PROBLEM TO WORK ON: In the records that follow, find each line with "Certificate" and pull it out.
━━━ PROVIDED MATERIAL ━━━
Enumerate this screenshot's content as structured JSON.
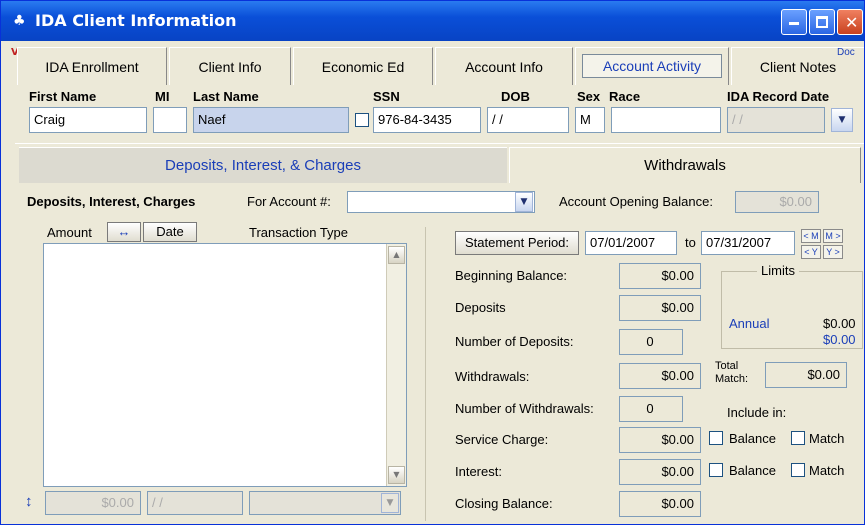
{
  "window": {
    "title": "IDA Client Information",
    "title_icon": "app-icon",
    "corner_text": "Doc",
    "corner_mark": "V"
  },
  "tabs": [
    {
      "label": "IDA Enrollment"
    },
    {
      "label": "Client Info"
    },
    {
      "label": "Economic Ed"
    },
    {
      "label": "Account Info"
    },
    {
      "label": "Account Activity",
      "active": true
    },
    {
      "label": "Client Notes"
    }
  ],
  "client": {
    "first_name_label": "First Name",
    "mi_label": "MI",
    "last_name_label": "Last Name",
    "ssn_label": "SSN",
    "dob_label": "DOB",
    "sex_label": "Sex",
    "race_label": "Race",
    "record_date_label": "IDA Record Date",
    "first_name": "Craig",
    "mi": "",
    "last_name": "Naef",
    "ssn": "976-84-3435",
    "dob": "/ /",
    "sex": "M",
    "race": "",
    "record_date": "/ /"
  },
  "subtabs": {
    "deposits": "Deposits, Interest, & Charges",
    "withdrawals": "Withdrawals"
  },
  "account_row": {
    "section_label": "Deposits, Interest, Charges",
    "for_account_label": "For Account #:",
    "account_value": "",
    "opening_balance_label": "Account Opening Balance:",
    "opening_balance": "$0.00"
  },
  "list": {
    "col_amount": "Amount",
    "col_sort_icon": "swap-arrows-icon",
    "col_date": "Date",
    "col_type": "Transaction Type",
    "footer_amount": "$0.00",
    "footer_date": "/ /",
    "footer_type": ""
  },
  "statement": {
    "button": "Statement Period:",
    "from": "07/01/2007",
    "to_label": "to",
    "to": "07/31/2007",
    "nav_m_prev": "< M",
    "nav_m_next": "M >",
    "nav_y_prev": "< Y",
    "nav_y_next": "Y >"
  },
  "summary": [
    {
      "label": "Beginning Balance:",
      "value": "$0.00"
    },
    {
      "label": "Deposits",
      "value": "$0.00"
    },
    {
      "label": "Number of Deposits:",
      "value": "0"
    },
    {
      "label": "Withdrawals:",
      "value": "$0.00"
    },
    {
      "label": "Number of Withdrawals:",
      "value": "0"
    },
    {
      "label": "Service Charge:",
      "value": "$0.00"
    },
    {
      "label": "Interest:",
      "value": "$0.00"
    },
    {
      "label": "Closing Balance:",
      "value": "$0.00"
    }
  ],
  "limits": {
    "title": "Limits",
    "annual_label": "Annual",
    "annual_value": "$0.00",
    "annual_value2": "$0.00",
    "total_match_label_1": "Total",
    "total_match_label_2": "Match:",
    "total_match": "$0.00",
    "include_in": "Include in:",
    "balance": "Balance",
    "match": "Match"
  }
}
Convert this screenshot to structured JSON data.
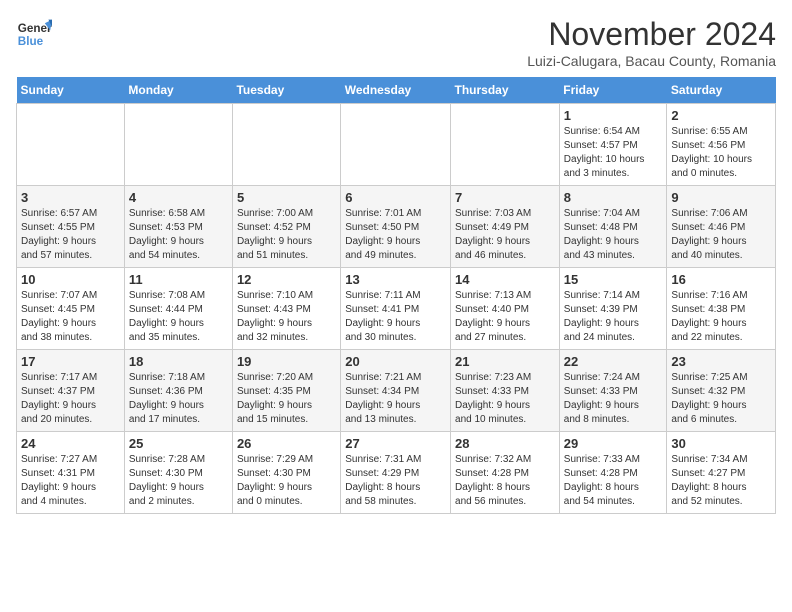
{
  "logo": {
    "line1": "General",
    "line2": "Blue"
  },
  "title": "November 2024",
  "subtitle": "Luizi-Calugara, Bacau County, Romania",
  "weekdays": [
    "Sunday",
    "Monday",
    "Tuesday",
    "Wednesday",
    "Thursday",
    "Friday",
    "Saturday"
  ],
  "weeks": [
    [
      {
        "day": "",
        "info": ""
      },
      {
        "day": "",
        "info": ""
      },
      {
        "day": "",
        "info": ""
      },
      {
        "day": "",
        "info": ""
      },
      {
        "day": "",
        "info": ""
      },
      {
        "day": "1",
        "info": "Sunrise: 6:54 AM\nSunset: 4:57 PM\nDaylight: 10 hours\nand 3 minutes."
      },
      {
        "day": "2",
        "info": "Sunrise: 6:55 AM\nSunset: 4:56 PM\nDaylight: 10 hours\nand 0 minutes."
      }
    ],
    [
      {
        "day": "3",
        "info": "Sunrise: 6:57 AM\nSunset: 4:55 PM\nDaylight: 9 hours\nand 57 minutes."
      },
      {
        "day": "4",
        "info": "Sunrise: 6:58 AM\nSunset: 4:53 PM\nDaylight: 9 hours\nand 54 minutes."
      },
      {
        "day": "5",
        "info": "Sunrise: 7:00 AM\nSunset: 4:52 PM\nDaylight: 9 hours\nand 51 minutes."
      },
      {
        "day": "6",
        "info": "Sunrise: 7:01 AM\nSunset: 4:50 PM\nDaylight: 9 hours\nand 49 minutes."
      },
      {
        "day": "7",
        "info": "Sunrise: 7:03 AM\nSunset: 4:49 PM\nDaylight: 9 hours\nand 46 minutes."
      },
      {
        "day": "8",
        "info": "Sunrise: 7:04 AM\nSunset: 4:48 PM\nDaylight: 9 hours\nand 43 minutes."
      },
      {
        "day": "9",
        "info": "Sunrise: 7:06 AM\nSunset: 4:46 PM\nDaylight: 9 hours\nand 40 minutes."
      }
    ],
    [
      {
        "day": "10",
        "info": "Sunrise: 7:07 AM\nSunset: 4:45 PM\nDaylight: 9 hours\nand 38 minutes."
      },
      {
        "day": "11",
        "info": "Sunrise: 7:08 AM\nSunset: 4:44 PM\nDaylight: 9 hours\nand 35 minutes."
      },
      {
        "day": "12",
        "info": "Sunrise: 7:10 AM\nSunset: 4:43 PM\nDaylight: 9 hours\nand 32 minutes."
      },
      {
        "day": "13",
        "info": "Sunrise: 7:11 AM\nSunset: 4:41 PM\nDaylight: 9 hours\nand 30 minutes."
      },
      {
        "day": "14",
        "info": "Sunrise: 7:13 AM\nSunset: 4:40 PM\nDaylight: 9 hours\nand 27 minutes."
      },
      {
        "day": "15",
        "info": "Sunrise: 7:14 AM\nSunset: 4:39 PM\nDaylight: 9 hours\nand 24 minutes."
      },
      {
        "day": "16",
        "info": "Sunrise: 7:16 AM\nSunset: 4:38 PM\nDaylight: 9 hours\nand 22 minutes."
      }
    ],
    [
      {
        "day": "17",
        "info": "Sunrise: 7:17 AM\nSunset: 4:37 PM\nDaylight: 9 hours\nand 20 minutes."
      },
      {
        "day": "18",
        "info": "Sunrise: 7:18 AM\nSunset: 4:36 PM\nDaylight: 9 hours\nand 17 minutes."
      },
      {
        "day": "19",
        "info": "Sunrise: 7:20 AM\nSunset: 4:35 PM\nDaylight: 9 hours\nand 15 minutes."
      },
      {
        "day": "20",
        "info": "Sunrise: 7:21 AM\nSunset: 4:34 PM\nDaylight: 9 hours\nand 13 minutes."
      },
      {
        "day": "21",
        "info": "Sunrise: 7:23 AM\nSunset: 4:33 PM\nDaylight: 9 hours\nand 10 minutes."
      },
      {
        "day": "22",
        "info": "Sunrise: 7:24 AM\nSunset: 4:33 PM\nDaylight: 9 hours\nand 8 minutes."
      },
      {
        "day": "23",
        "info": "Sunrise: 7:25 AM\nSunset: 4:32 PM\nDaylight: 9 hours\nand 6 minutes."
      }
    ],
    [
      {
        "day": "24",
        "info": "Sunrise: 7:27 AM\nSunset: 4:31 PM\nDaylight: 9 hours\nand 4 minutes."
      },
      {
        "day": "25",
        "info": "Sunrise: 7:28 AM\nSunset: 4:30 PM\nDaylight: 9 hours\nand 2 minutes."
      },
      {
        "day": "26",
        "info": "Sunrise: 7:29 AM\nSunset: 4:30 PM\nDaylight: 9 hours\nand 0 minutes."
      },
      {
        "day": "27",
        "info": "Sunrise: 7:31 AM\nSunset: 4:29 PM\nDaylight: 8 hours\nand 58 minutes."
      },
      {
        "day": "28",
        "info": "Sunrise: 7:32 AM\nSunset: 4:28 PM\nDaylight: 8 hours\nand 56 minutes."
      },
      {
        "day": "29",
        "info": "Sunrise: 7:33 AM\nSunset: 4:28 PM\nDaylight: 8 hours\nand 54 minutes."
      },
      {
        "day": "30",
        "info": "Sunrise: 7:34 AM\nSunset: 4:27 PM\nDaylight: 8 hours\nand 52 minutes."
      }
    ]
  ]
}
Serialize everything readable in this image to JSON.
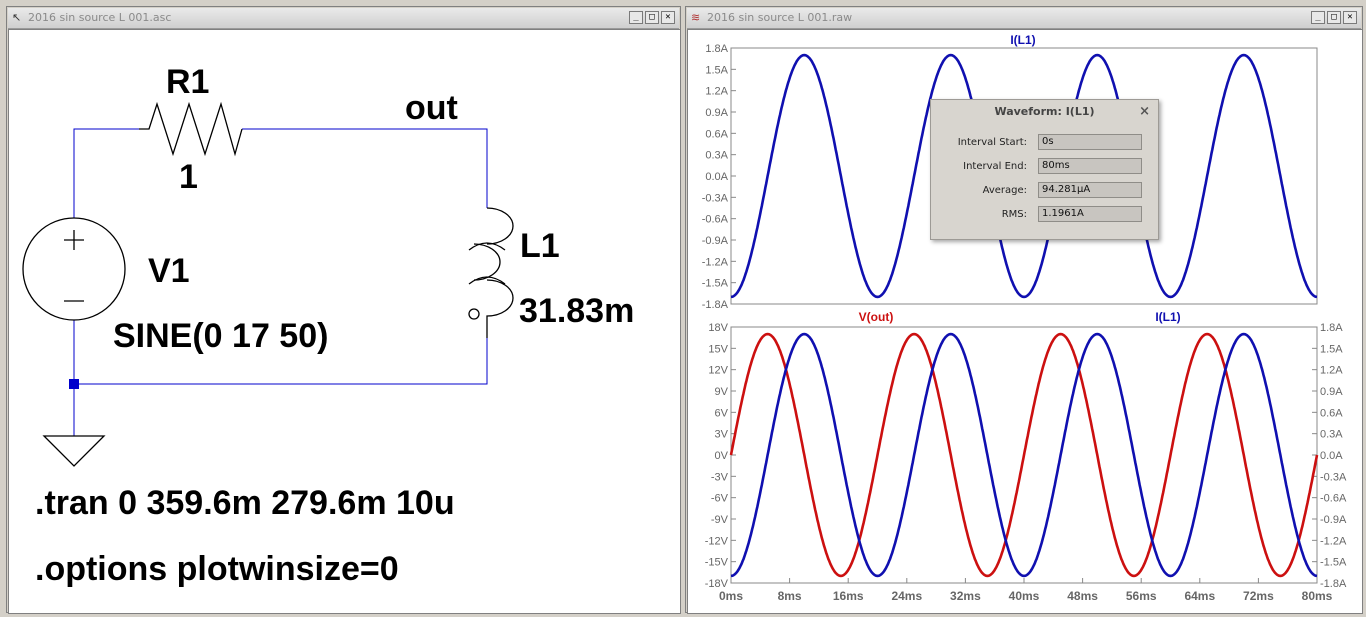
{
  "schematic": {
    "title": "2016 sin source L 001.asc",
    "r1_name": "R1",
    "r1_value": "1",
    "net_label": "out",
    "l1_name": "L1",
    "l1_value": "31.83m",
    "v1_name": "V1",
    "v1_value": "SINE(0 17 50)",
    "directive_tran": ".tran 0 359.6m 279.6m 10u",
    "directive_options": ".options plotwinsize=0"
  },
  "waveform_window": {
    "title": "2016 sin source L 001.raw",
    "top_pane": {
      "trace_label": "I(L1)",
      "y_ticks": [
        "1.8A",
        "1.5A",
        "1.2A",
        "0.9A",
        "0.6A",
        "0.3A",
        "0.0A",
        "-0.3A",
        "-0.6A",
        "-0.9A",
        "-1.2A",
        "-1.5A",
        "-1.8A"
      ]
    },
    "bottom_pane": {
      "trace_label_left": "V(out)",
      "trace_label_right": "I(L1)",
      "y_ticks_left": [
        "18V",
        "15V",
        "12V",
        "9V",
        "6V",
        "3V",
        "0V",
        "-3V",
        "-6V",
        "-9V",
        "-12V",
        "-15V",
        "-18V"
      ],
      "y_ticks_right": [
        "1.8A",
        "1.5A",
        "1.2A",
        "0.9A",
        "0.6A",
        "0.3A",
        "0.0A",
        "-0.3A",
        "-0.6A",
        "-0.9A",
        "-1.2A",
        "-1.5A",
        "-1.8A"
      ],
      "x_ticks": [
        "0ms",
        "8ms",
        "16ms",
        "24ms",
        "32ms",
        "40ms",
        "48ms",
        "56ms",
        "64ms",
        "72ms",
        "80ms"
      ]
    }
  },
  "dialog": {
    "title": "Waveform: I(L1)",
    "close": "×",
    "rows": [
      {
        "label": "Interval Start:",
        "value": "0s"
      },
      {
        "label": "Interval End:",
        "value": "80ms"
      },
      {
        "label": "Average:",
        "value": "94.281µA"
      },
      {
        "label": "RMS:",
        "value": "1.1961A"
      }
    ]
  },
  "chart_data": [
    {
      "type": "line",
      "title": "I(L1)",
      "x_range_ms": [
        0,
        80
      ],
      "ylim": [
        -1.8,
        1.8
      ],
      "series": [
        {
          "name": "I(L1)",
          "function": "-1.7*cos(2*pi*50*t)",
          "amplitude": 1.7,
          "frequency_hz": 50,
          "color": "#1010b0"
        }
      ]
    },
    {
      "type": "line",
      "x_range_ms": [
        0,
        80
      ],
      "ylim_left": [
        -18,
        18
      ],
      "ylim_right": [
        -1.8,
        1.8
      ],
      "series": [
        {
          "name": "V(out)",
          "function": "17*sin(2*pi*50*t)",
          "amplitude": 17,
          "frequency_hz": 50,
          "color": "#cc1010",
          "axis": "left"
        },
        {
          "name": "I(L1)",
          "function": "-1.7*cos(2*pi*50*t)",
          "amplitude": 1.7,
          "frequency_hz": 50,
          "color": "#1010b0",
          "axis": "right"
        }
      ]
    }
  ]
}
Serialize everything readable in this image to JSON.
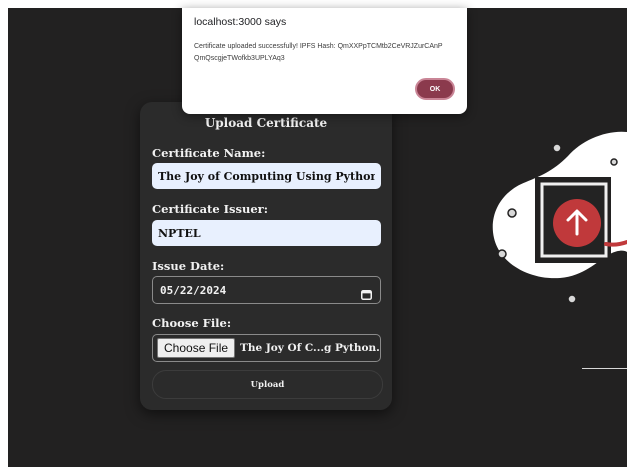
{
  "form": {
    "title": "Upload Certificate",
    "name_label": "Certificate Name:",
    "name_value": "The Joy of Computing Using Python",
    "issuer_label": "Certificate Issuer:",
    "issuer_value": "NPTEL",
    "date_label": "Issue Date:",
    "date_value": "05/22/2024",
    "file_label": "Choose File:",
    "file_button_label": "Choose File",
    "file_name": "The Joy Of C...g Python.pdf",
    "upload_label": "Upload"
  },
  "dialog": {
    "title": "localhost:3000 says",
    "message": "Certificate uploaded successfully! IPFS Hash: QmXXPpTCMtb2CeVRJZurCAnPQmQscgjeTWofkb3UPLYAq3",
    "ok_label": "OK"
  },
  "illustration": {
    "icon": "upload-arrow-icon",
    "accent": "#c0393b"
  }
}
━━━
THE COMPLETED TASK:
    "title": "Upload Certificate",
    "name_label": "Certificate Name:",
    "issuer_label": "Certificate Issuer:",
    "message": "Certificate uploaded successfully! IPFS Hash: QmXXPpTCMtb2CeVRJZurCAnPQmQscgjeTWofkb3UPLYAq3",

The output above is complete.